▸ THE PROBLEM:
The reply should contain every entry exactly as given, with no pictures in it.

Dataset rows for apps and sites
++++++++

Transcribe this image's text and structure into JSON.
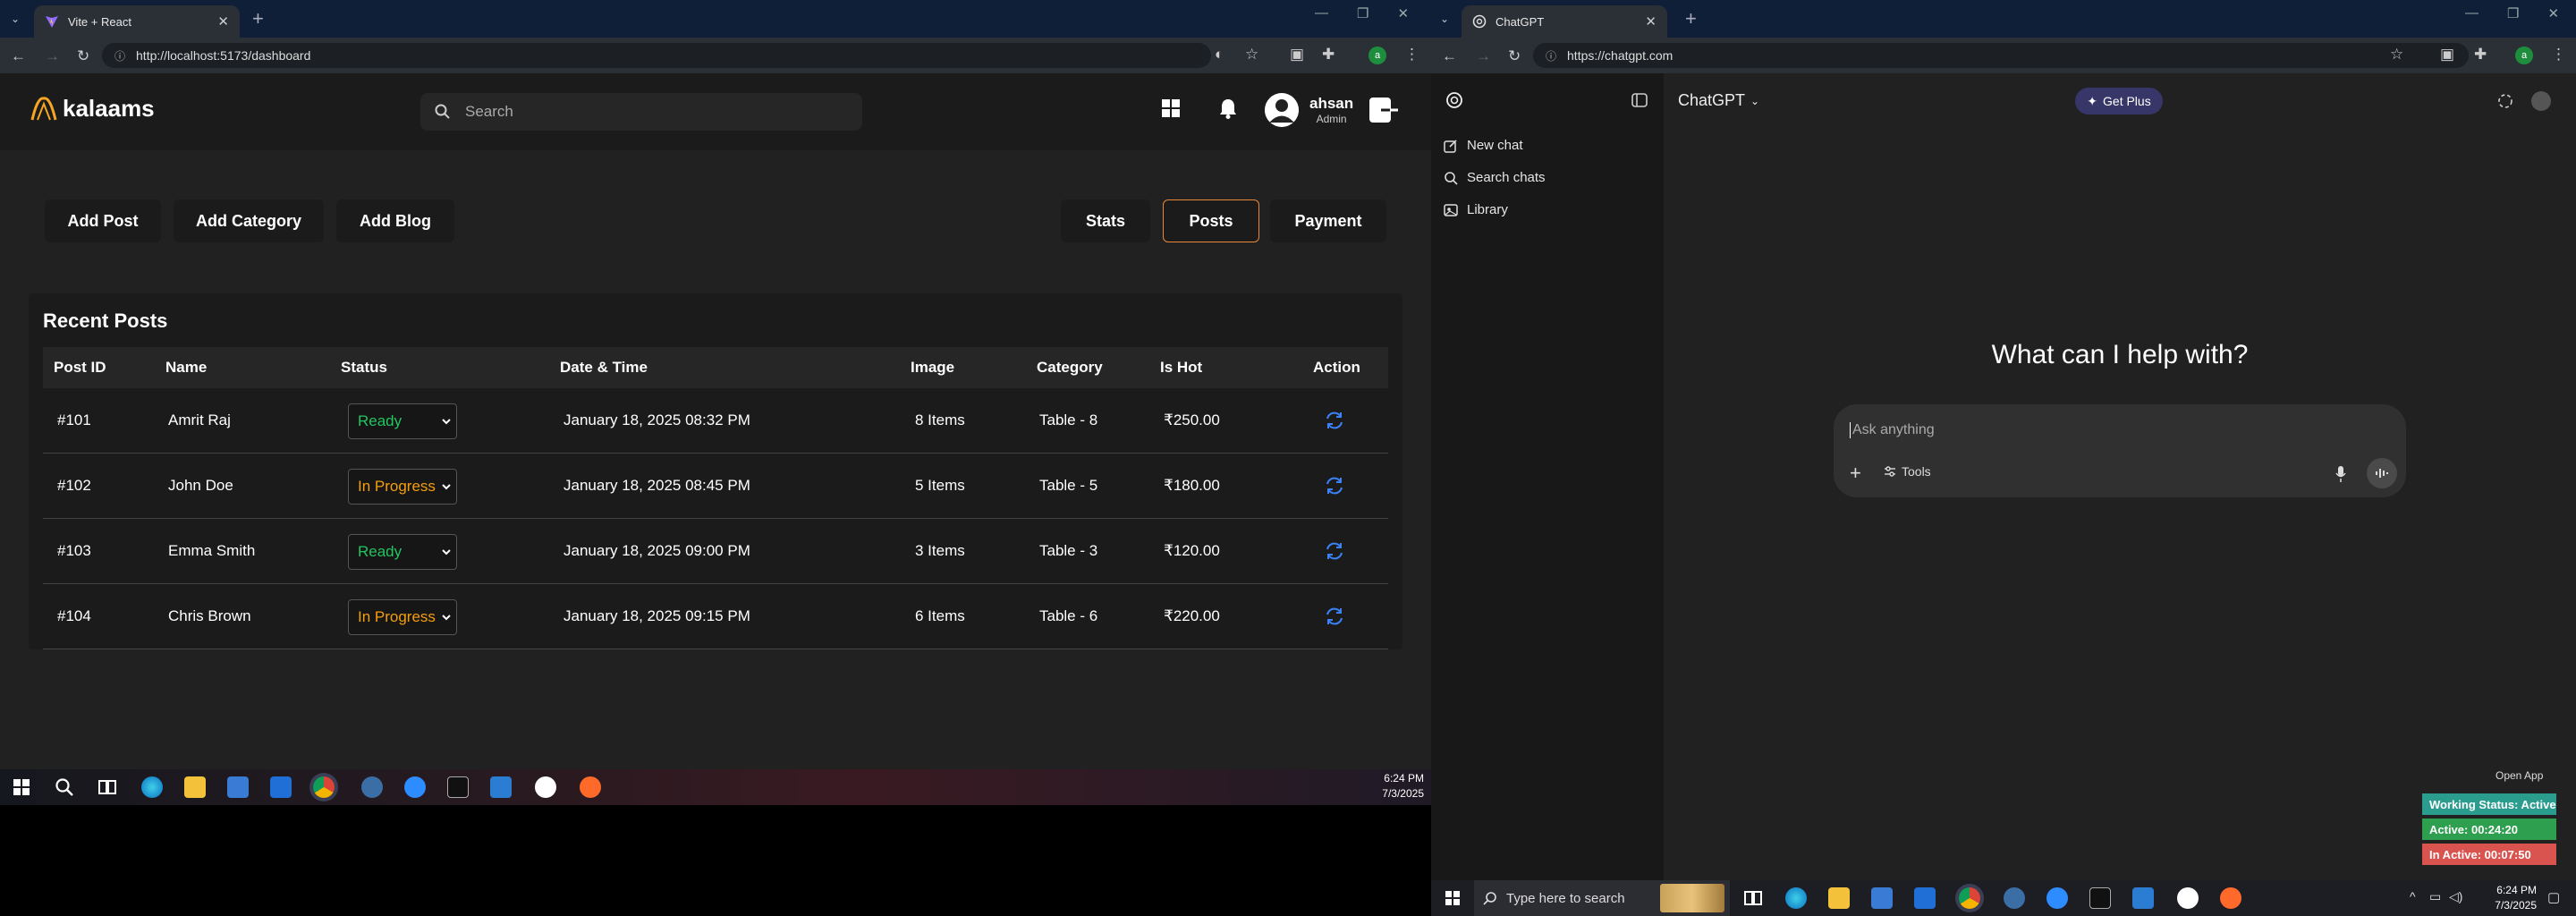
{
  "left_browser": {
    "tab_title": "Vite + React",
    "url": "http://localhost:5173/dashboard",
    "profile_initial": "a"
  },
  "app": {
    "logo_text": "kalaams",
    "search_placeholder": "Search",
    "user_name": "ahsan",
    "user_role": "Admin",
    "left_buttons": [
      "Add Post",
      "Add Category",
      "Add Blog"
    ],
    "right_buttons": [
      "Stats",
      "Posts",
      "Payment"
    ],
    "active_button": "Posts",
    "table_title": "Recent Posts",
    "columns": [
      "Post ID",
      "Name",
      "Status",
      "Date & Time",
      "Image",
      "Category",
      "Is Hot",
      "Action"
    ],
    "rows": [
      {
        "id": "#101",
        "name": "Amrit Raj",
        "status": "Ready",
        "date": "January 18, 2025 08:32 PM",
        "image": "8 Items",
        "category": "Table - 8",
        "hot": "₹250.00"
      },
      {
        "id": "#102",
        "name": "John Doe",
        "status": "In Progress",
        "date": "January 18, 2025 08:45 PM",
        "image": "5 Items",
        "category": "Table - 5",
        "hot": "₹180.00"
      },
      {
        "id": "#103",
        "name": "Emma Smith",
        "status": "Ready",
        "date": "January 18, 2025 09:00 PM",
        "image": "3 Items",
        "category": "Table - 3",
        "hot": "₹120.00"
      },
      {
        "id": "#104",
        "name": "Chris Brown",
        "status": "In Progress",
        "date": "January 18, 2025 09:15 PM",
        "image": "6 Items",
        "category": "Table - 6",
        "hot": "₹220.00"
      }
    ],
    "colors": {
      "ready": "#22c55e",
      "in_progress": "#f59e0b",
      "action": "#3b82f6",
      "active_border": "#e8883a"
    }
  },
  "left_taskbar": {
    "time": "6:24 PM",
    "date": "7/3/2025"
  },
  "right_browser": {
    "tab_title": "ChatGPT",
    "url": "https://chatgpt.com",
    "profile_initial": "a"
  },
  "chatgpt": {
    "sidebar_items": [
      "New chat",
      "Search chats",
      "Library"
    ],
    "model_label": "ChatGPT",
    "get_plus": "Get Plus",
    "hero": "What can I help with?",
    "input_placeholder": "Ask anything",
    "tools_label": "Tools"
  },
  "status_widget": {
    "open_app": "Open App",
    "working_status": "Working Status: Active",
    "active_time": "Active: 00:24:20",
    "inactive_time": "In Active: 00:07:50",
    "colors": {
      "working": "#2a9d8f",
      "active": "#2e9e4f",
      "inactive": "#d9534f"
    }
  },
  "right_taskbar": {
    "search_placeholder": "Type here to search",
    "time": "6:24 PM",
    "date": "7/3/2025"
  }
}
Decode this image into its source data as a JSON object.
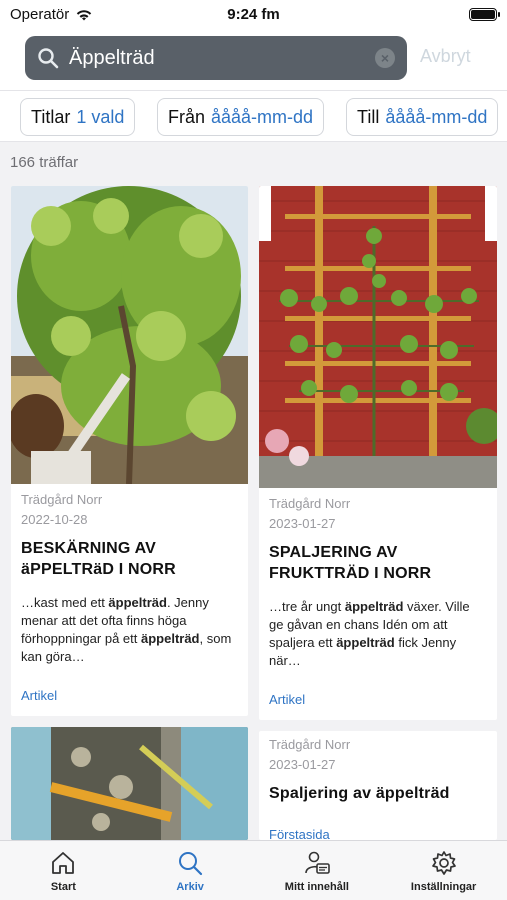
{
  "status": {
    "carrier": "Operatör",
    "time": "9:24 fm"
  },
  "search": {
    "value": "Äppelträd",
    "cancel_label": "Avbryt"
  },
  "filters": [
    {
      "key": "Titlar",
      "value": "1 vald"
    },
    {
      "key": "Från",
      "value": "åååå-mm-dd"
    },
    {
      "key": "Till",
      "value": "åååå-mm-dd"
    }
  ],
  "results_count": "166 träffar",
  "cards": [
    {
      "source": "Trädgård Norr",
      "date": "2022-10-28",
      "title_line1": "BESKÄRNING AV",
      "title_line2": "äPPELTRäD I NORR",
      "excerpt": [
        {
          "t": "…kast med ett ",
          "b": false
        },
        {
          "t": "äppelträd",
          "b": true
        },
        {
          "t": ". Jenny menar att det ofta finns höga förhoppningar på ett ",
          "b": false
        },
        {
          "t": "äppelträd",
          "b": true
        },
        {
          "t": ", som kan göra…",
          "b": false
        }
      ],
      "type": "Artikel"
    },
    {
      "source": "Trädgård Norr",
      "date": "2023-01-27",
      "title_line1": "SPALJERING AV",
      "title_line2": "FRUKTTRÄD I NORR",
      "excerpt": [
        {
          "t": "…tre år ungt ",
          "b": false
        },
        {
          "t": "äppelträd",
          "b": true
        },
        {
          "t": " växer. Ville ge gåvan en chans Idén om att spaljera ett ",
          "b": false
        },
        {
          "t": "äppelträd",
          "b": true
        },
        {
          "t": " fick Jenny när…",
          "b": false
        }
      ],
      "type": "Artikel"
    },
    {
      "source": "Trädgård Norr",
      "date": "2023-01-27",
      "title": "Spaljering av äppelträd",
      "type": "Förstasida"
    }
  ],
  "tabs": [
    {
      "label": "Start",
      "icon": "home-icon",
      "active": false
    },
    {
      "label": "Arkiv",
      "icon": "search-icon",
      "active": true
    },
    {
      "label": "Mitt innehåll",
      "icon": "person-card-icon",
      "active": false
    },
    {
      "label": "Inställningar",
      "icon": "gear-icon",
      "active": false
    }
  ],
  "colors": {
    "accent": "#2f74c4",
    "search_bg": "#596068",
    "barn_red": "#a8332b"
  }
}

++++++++

▸ TASK SOLUTION:
Transcribe this image's text and structure into JSON.
{
  "left_browser": {
    "tab_title": "Vite + React",
    "url": "http://localhost:5173/dashboard",
    "profile_initial": "a"
  },
  "app": {
    "logo_text": "kalaams",
    "search_placeholder": "Search",
    "user_name": "ahsan",
    "user_role": "Admin",
    "left_buttons": [
      "Add Post",
      "Add Category",
      "Add Blog"
    ],
    "right_buttons": [
      "Stats",
      "Posts",
      "Payment"
    ],
    "active_button": "Posts",
    "table_title": "Recent Posts",
    "columns": [
      "Post ID",
      "Name",
      "Status",
      "Date & Time",
      "Image",
      "Category",
      "Is Hot",
      "Action"
    ],
    "rows": [
      {
        "id": "#101",
        "name": "Amrit Raj",
        "status": "Ready",
        "date": "January 18, 2025 08:32 PM",
        "image": "8 Items",
        "category": "Table - 8",
        "hot": "₹250.00"
      },
      {
        "id": "#102",
        "name": "John Doe",
        "status": "In Progress",
        "date": "January 18, 2025 08:45 PM",
        "image": "5 Items",
        "category": "Table - 5",
        "hot": "₹180.00"
      },
      {
        "id": "#103",
        "name": "Emma Smith",
        "status": "Ready",
        "date": "January 18, 2025 09:00 PM",
        "image": "3 Items",
        "category": "Table - 3",
        "hot": "₹120.00"
      },
      {
        "id": "#104",
        "name": "Chris Brown",
        "status": "In Progress",
        "date": "January 18, 2025 09:15 PM",
        "image": "6 Items",
        "category": "Table - 6",
        "hot": "₹220.00"
      }
    ],
    "colors": {
      "ready": "#22c55e",
      "in_progress": "#f59e0b",
      "action": "#3b82f6",
      "active_border": "#e8883a"
    }
  },
  "left_taskbar": {
    "time": "6:24 PM",
    "date": "7/3/2025"
  },
  "right_browser": {
    "tab_title": "ChatGPT",
    "url": "https://chatgpt.com",
    "profile_initial": "a"
  },
  "chatgpt": {
    "sidebar_items": [
      "New chat",
      "Search chats",
      "Library"
    ],
    "model_label": "ChatGPT",
    "get_plus": "Get Plus",
    "hero": "What can I help with?",
    "input_placeholder": "Ask anything",
    "tools_label": "Tools"
  },
  "status_widget": {
    "open_app": "Open App",
    "working_status": "Working Status: Active",
    "active_time": "Active: 00:24:20",
    "inactive_time": "In Active: 00:07:50",
    "colors": {
      "working": "#2a9d8f",
      "active": "#2e9e4f",
      "inactive": "#d9534f"
    }
  },
  "right_taskbar": {
    "search_placeholder": "Type here to search",
    "time": "6:24 PM",
    "date": "7/3/2025"
  }
}
Decode this image into its source data as a JSON object.
{
  "status": {
    "carrier": "Operatör",
    "time": "9:24 fm"
  },
  "search": {
    "value": "Äppelträd",
    "cancel_label": "Avbryt"
  },
  "filters": [
    {
      "key": "Titlar",
      "value": "1 vald"
    },
    {
      "key": "Från",
      "value": "åååå-mm-dd"
    },
    {
      "key": "Till",
      "value": "åååå-mm-dd"
    }
  ],
  "results_count": "166 träffar",
  "cards": [
    {
      "source": "Trädgård Norr",
      "date": "2022-10-28",
      "title_line1": "BESKÄRNING AV",
      "title_line2": "äPPELTRäD I NORR",
      "excerpt": [
        {
          "t": "…kast med ett ",
          "b": false
        },
        {
          "t": "äppelträd",
          "b": true
        },
        {
          "t": ". Jenny menar att det ofta finns höga förhoppningar på ett ",
          "b": false
        },
        {
          "t": "äppelträd",
          "b": true
        },
        {
          "t": ", som kan göra…",
          "b": false
        }
      ],
      "type": "Artikel"
    },
    {
      "source": "Trädgård Norr",
      "date": "2023-01-27",
      "title_line1": "SPALJERING AV",
      "title_line2": "FRUKTTRÄD I NORR",
      "excerpt": [
        {
          "t": "…tre år ungt ",
          "b": false
        },
        {
          "t": "äppelträd",
          "b": true
        },
        {
          "t": " växer. Ville ge gåvan en chans Idén om att spaljera ett ",
          "b": false
        },
        {
          "t": "äppelträd",
          "b": true
        },
        {
          "t": " fick Jenny när…",
          "b": false
        }
      ],
      "type": "Artikel"
    },
    {
      "source": "Trädgård Norr",
      "date": "2023-01-27",
      "title": "Spaljering av äppelträd",
      "type": "Förstasida"
    }
  ],
  "tabs": [
    {
      "label": "Start",
      "icon": "home-icon",
      "active": false
    },
    {
      "label": "Arkiv",
      "icon": "search-icon",
      "active": true
    },
    {
      "label": "Mitt innehåll",
      "icon": "person-card-icon",
      "active": false
    },
    {
      "label": "Inställningar",
      "icon": "gear-icon",
      "active": false
    }
  ],
  "colors": {
    "accent": "#2f74c4",
    "search_bg": "#596068",
    "barn_red": "#a8332b"
  }
}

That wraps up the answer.